Ok, it has been more than a week since I last put up a photo of the week post so I apologize for the lateness of this next installment.
Anyways, here it is:
|The Burgess Shale|
So what are these abnormal circumstances that have allowed the Burgess Shale to preserve the soft tissues? To answer this question we must examine how the Burgess Shale was formed in the first place. The creatures of the Burgess shale lived on or near a large carbonate reef platform, kind of like a large underwater tower of algae and large sponges that were capable of building reefs similar to the coral reefs of today.
|Schematic of the Burgess Shale|
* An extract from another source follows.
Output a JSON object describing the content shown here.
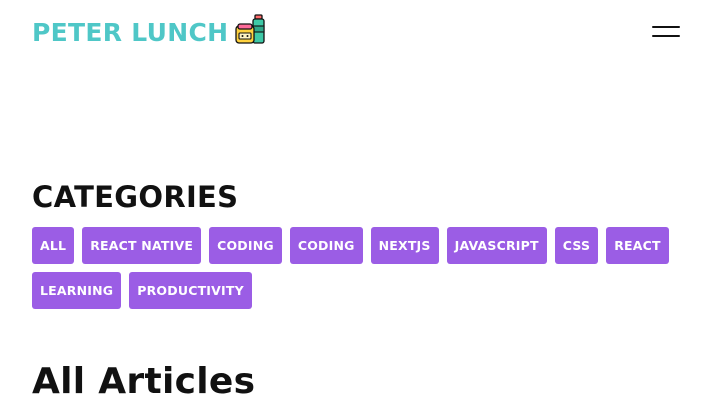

However, one unlucky day, a large mudslide occurred transporting the creatures into deep water and burying them under millions of tonnes of mud. Not a pleasant way to die! The wonderful thing about this mudslide is that once the creatures were buried there was not enough oxygen to cause decay. In order for decay to occur oxygen must be present, and in these anoxic conditions the soft tissues were preserved. As you can see below every detail of these creatures is visible.
Here are some pictures of the Burgess shale fossils:
|Marella (this poor guy got squished during the slide) The black mark on the rock behind it are its insides.|
The importance of the Burgess shale is more than just well preserved and attractive fossil specimens. The Burgess shale has preserved over 140 different species of organism, many of which belong to previously unknown phyla and have given us insight into the very beginnings of life in a much more detailed and complete way than was previously known. Furthermore, many of the Burgess shale fauna have descendants that still exist today, which elucidates a family tree extending back to the beginning of complex life. Alternatively, some of the Burgess shale fauna represent failed experiments in evolution and are dead-ends in the tree of life, which, without such well preserved fossils we would never have dreamt existed.
For more information on the Burgess shale visit these websites:
The Burgess Shale Geoscience Foundation: http://www.burgess-shale.bc.ca/
The Smithsonian Museum of Natural History: http://paleobiology.si.edu/burgess/